The data below is to be copied exactly, line by line.
----- MATERIAL SHOWN
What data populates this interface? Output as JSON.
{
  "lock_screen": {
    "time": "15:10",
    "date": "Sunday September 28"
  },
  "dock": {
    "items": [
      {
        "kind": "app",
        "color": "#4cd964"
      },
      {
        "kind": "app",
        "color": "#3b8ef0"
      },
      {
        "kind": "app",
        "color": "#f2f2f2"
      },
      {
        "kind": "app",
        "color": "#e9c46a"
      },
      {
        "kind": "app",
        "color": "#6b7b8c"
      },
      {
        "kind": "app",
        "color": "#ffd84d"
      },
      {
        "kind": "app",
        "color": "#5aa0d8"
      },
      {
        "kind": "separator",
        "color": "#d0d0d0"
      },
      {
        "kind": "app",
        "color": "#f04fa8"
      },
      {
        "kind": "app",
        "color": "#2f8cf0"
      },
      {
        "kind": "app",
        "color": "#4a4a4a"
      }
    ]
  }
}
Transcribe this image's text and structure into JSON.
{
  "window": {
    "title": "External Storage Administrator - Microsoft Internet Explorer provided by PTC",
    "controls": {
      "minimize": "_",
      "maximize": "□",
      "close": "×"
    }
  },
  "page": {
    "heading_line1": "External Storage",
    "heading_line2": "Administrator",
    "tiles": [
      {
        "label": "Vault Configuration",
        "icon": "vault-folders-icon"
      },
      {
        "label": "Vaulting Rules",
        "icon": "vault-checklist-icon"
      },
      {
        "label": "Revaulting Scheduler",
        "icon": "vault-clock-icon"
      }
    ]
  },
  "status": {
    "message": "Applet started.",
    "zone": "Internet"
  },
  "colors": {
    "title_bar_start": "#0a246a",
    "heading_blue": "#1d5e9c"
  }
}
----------
_RESULT OF THIS EXERCISE_
What data populates this interface? Output as JSON.
{
  "lock_screen": {
    "time": "15:10",
    "date": "Sunday September 28"
  },
  "dock": {
    "items": [
      {
        "kind": "app",
        "color": "#4cd964"
      },
      {
        "kind": "app",
        "color": "#3b8ef0"
      },
      {
        "kind": "app",
        "color": "#f2f2f2"
      },
      {
        "kind": "app",
        "color": "#e9c46a"
      },
      {
        "kind": "app",
        "color": "#6b7b8c"
      },
      {
        "kind": "app",
        "color": "#ffd84d"
      },
      {
        "kind": "app",
        "color": "#5aa0d8"
      },
      {
        "kind": "separator",
        "color": "#d0d0d0"
      },
      {
        "kind": "app",
        "color": "#f04fa8"
      },
      {
        "kind": "app",
        "color": "#2f8cf0"
      },
      {
        "kind": "app",
        "color": "#4a4a4a"
      }
    ]
  }
}
Transcribe this image's text and structure into JSON.
{
  "window": {
    "title": "External Storage Administrator - Microsoft Internet Explorer provided by PTC",
    "controls": {
      "minimize": "_",
      "maximize": "□",
      "close": "×"
    }
  },
  "page": {
    "heading_line1": "External Storage",
    "heading_line2": "Administrator",
    "tiles": [
      {
        "label": "Vault Configuration",
        "icon": "vault-folders-icon"
      },
      {
        "label": "Vaulting Rules",
        "icon": "vault-checklist-icon"
      },
      {
        "label": "Revaulting Scheduler",
        "icon": "vault-clock-icon"
      }
    ]
  },
  "status": {
    "message": "Applet started.",
    "zone": "Internet"
  },
  "colors": {
    "title_bar_start": "#0a246a",
    "heading_blue": "#1d5e9c"
  }
}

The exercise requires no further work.